Excerpts from a dataset

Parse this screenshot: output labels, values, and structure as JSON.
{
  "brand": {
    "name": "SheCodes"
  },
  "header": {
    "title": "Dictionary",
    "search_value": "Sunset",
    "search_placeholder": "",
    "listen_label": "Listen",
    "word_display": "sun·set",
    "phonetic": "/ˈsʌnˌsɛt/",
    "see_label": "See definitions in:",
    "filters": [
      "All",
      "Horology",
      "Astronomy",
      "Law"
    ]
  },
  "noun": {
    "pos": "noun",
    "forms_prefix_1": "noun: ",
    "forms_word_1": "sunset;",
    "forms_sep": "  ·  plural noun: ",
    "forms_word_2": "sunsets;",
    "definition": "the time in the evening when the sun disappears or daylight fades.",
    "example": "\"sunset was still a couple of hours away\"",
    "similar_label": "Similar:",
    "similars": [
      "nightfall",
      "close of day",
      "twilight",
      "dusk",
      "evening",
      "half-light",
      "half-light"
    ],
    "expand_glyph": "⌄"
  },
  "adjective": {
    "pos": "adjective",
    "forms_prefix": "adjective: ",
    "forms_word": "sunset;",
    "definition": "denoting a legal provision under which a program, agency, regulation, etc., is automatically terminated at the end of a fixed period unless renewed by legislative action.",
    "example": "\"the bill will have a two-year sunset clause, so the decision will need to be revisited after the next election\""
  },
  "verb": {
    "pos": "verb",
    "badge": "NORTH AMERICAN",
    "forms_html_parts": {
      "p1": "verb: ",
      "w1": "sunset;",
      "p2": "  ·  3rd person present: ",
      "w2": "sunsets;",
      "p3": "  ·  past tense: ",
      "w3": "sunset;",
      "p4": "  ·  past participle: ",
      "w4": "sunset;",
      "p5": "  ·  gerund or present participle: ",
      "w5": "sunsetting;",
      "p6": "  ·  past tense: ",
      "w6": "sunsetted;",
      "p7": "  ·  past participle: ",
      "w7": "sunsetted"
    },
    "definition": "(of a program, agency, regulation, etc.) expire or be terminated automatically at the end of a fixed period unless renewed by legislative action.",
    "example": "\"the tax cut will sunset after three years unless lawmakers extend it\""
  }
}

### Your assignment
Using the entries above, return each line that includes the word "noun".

### Written solution
  "noun": {
    "pos": "noun",
    "forms_prefix_1": "noun: ",
    "forms_sep": "  ·  plural noun: ",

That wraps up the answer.